Posts tagged environment
How do some kids go to school? Remarkable and humbling story of human endurance and the will to get an education0
If you live in the Zanskar valley, India it is a 5 day walk along one of the highest rivers, through some of the highest mountains, some of the coldest places on Earth.
Just saw this heart-stopping trip in ‘Human Planet’ on TV.
This is the first someone has successfully filmed the journey that families have to undertake every year.
This one is a must read !
On a side note I learned that ice sheets on frozen rivers / lakes is called ‘chaddar’ in Zanskari. In Hindi ‘chaddar’ means ‘sheet’ more like bedspread never knew that it also means ice sheet
This gives me goosebumps every time I watch it…. Happy Earth Day !
I stumbled across this article today about how neurons in brains do not rely just on physical connections to talk to each other. They interact with each other with their version of electro-magnetic coupling similar to Near Field Communication (NFC)or RFID.
NFC or RFID type technologies can be prone to interference from various gadgets or devices. This new discovery about neural communication may bring into focus how electronic devices affect our brains and cognitive abilities. Is it time to think about how our society designs and uses the billions of cell phones ?
Here is the article from Caltech:
The Story of Electronics employs the Story of Stuff style to explore the high-tech revolution’s collateral damage—25 million tons of e-waste and counting, poisoned workers and a public left holding the bill. Host Annie Leonard takes viewers from the mines and factories where our gadgets begin to the horrific backyard recycling shops in China where many end up. The film concludes with a call for a green “race to the top” where designers compete to make long-lasting, toxic-free products that are fully and easily recyclable
Leave it as it is. You cannot improve it. The ages have been at work on it, and man can only mar it….
President Theodore ‘Teddy’ Roosevelt commenting on seeing the Grand Canyon
Read more about the US National Parks and President Teddy Roosevelt at http://www.nps.gov and http://blogs.nashualibrary.org/reference/2009/09/leave_it_as_it_is_1.html
The NewScientist has an article titled Rainforests may pump winds worldwide, which may shake up the climate and environmental skeptics. It seems large forests are the heart, lungs and kidneys of our living planet.

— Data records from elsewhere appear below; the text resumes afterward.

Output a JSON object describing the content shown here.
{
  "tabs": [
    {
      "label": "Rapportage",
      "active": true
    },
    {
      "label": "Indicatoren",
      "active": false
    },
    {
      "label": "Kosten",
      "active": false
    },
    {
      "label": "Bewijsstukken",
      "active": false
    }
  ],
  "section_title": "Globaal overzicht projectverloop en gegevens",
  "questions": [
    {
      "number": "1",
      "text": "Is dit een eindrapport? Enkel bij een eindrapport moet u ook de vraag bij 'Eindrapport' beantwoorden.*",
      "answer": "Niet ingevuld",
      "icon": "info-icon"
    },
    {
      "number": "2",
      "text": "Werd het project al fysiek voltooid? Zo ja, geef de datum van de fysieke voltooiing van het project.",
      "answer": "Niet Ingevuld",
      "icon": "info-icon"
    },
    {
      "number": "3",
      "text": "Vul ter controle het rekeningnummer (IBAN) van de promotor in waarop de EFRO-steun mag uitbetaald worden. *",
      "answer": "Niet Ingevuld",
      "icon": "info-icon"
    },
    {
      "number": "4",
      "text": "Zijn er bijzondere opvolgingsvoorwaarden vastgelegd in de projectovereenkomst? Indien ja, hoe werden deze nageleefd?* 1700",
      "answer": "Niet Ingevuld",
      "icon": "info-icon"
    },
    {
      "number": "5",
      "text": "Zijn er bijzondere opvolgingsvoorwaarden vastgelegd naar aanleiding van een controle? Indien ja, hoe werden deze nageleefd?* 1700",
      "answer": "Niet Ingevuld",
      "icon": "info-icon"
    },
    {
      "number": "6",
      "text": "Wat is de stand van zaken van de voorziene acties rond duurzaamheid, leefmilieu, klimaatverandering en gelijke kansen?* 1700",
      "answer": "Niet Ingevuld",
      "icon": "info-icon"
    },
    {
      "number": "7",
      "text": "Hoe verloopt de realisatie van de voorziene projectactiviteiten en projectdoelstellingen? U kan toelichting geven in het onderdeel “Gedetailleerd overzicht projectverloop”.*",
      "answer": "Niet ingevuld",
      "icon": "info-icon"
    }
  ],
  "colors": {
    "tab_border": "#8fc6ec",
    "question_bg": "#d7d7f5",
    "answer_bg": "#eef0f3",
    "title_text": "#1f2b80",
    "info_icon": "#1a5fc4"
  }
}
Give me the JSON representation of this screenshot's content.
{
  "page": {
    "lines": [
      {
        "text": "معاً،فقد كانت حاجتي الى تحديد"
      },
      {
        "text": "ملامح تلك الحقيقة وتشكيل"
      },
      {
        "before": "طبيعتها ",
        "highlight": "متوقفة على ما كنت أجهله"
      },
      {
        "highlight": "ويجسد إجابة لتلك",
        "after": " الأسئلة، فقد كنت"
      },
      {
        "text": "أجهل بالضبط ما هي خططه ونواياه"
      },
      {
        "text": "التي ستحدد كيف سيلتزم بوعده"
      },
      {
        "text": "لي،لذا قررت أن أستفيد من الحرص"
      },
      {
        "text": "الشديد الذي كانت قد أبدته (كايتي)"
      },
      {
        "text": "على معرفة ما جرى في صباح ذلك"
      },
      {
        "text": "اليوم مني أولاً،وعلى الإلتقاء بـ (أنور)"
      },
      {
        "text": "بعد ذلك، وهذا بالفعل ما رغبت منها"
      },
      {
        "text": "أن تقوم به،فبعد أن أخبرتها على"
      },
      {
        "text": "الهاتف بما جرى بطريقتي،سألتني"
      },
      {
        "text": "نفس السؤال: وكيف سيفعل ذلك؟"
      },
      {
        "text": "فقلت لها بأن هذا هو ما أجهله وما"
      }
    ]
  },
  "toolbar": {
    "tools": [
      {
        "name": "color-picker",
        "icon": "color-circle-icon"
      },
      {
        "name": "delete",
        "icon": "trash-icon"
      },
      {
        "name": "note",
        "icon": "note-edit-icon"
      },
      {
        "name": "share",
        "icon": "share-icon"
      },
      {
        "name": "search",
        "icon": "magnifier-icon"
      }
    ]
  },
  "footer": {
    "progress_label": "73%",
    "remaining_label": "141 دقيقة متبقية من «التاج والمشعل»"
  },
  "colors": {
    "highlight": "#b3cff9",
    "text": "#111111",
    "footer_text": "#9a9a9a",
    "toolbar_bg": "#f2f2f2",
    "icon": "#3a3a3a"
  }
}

Large forests may be responsible for pumping moisture laden air across continents helping rainfall far inland…
Cool factoid of the day from the article: “More moisture typically evaporates from rainforests than from the ocean. The Amazon rainforest, for example, releases 20 trillion litres of moisture every day.”
How can forests create wind? Water vapour from coastal forests and oceans quickly condenses to form droplets and clouds. The Russians point out that the gas takes up less space as it turns to liquid, lowering local air pressure. Because evaporation is stronger over the forest than over the ocean, the pressure is lower over coastal forests, which suck in moist air from the ocean. This generates wind that drives moisture further inland. The process repeats itself as the moisture is recycled in stages, moving towards the continent’s heart (see diagram). As a result, giant winds transport moisture thousands of kilometres into the interior of a continent.
…conventional desalination and reuse technologies use substantial energy. “forward osmosis,” exploits the natural diffusion of water through a semi-permeable membrane. Their process “draws” pure water from its contaminants to a solution of concentrated salts, which can easily be removed with low heat treatment — effectively desalinating or removing contaminants from water with little energy input.
The concentrated salt solution is probably a mixture of ammonia and/or carbon dioxide dissolved in water. The ammonia and CO
are later easily boiled off and reused. The energy required for this quite less even low-cost solar heaters may be sufficient.
TED has hosted a number of excellent speakers on the topic of climate change. However, I found 2 interesting almost opposite approaches to solving the issue.
In this talk, energy guru Amory Lovins lays out his plan for weaning the US off oil and revitalizing the economy in the process. It’s the subject of his book Winning the Oil Endgame, and he makes it sound fairly simple: On one hand, the deadly risks of continued dependency, and on the other, some win-win solutions.
Environmental scientist David Keith talks about a cheap, effective, shocking solution to climate change: What if we injected a huge cloud of ash into the atmosphere, to deflect sunlight and heat? As an emergency measure to slow a melting ice cap, it could work. Keith discusses why it’s a good idea, why it’s a terrible one — and who, despite the cost, might be tempted to use it.